Despite high water bills, DeKalb officials cite improvements

It may not be much consolation to residents facing high water bills, but DeKalb County officials say they've significantly reduced billing and metering mistakes.

Out of 190,000 water customers in DeKalb, the number of errors that occurred when the government miscalculated a bill declined from 1,140 in the first half of 2014 to 468 in the first half of this year, according to county figures provided to The Atlanta Journal-Constitution.

The number of errors caused by bad meter readings dropped from 858 in the first half of 2014 to 228 through June of this year.

Most of the time, residents’ bills go up because they’ve increased their water consumption, especially during summer months when lawns need watering.

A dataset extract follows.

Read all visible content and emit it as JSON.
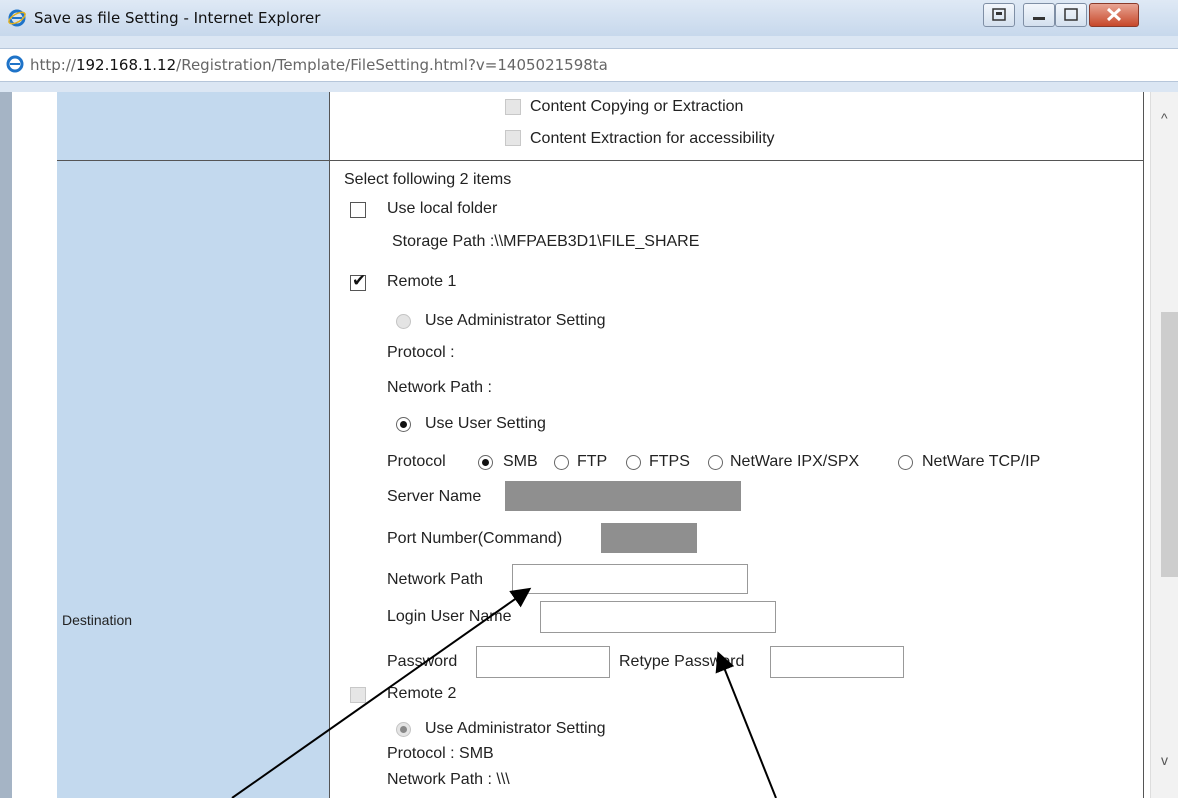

Customer water usage was the reason that bills rose 71 percent of the time, according to a 2014 county audit of bills that more than tripled. Water leaks and irrigation systems accounted for another 16 percent, and the county was responsible for billing spikes 13 percent of the time.

One of the solutions for DeKalb's water billing problems is to complete the installation of more accurate digital water meters that wirelessly transmit usage information. So far, about 20,000 of these smart meters have been put in place, and it will take four or five years for the rest to be installed.

The smart meters are expected to reduce mistakes because they’ll record water usage hourly and remove the human element of reading older mechanical meters.

Once communities are switched over to the new meters, customers will start receiving bills monthly instead of bimonthly, which will enable residents and the government to find errors more quickly. In addition, the county’s water billing system is continually being updated to reduce miscalculations.

DeKalb government customer service representatives continue to receive about 32,000 calls per month. Requests to delay billing payments, make payments and set up new service are the most frequent reasons for calls. Average call wait times have decreased from more than 13 minutes two years ago to about two minutes so far this year.